*** Opening of PROVIDED ENTRIES ***

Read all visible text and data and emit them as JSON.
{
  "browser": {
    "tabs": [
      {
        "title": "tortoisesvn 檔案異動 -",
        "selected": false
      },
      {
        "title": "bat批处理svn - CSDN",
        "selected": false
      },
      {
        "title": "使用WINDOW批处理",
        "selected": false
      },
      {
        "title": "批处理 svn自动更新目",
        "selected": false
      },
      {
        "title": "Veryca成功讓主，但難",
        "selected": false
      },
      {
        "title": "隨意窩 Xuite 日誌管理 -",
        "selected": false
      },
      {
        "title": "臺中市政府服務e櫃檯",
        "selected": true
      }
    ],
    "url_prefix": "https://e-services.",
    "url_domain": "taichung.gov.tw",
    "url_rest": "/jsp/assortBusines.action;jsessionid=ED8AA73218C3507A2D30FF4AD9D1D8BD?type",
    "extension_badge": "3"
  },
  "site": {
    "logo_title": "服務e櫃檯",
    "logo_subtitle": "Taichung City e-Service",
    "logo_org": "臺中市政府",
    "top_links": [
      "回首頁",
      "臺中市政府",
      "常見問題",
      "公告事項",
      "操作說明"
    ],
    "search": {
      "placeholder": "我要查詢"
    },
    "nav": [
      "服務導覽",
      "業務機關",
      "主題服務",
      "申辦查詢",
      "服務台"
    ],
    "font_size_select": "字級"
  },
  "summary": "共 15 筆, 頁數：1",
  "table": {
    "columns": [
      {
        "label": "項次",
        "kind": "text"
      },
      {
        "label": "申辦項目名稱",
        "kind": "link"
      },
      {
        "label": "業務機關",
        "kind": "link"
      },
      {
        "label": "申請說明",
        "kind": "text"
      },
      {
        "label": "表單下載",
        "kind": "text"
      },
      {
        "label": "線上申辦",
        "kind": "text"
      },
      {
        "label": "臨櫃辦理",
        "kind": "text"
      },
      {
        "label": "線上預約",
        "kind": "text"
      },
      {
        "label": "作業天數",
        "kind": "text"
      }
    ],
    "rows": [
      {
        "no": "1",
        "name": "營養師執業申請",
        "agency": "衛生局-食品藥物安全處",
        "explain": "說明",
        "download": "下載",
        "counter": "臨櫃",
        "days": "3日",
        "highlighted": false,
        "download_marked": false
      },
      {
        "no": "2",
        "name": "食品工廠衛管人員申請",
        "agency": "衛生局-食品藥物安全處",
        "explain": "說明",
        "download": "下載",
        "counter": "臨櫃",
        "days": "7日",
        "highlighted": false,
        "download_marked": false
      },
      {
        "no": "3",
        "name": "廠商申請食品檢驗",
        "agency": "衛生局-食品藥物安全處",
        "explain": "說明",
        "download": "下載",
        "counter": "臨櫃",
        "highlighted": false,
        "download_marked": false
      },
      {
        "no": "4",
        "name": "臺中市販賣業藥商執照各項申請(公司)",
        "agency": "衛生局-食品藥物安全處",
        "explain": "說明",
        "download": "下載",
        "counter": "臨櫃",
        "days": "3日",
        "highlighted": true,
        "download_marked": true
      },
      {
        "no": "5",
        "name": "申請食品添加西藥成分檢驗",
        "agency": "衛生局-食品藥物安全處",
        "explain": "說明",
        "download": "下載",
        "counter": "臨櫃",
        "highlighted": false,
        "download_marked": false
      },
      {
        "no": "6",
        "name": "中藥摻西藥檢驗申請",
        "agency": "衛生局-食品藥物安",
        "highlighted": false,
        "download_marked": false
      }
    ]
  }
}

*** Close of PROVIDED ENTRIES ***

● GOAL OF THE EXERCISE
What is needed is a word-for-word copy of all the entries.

● RESULT FOR THIS EXERCISE
Read all visible text and data and emit them as JSON.
{
  "browser": {
    "tabs": [
      {
        "title": "tortoisesvn 檔案異動 -",
        "selected": false
      },
      {
        "title": "bat批处理svn - CSDN",
        "selected": false
      },
      {
        "title": "使用WINDOW批处理",
        "selected": false
      },
      {
        "title": "批处理 svn自动更新目",
        "selected": false
      },
      {
        "title": "Veryca成功讓主，但難",
        "selected": false
      },
      {
        "title": "隨意窩 Xuite 日誌管理 -",
        "selected": false
      },
      {
        "title": "臺中市政府服務e櫃檯",
        "selected": true
      }
    ],
    "url_prefix": "https://e-services.",
    "url_domain": "taichung.gov.tw",
    "url_rest": "/jsp/assortBusines.action;jsessionid=ED8AA73218C3507A2D30FF4AD9D1D8BD?type",
    "extension_badge": "3"
  },
  "site": {
    "logo_title": "服務e櫃檯",
    "logo_subtitle": "Taichung City e-Service",
    "logo_org": "臺中市政府",
    "top_links": [
      "回首頁",
      "臺中市政府",
      "常見問題",
      "公告事項",
      "操作說明"
    ],
    "search": {
      "placeholder": "我要查詢"
    },
    "nav": [
      "服務導覽",
      "業務機關",
      "主題服務",
      "申辦查詢",
      "服務台"
    ],
    "font_size_select": "字級"
  },
  "summary": "共 15 筆, 頁數：1",
  "table": {
    "columns": [
      {
        "label": "項次",
        "kind": "text"
      },
      {
        "label": "申辦項目名稱",
        "kind": "link"
      },
      {
        "label": "業務機關",
        "kind": "link"
      },
      {
        "label": "申請說明",
        "kind": "text"
      },
      {
        "label": "表單下載",
        "kind": "text"
      },
      {
        "label": "線上申辦",
        "kind": "text"
      },
      {
        "label": "臨櫃辦理",
        "kind": "text"
      },
      {
        "label": "線上預約",
        "kind": "text"
      },
      {
        "label": "作業天數",
        "kind": "text"
      }
    ],
    "rows": [
      {
        "no": "1",
        "name": "營養師執業申請",
        "agency": "衛生局-食品藥物安全處",
        "explain": "說明",
        "download": "下載",
        "counter": "臨櫃",
        "days": "3日",
        "highlighted": false,
        "download_marked": false
      },
      {
        "no": "2",
        "name": "食品工廠衛管人員申請",
        "agency": "衛生局-食品藥物安全處",
        "explain": "說明",
        "download": "下載",
        "counter": "臨櫃",
        "days": "7日",
        "highlighted": false,
        "download_marked": false
      },
      {
        "no": "3",
        "name": "廠商申請食品檢驗",
        "agency": "衛生局-食品藥物安全處",
        "explain": "說明",
        "download": "下載",
        "counter": "臨櫃",
        "highlighted": false,
        "download_marked": false
      },
      {
        "no": "4",
        "name": "臺中市販賣業藥商執照各項申請(公司)",
        "agency": "衛生局-食品藥物安全處",
        "explain": "說明",
        "download": "下載",
        "counter": "臨櫃",
        "days": "3日",
        "highlighted": true,
        "download_marked": true
      },
      {
        "no": "5",
        "name": "申請食品添加西藥成分檢驗",
        "agency": "衛生局-食品藥物安全處",
        "explain": "說明",
        "download": "下載",
        "counter": "臨櫃",
        "highlighted": false,
        "download_marked": false
      },
      {
        "no": "6",
        "name": "中藥摻西藥檢驗申請",
        "agency": "衛生局-食品藥物安",
        "highlighted": false,
        "download_marked": false
      }
    ]
  }
}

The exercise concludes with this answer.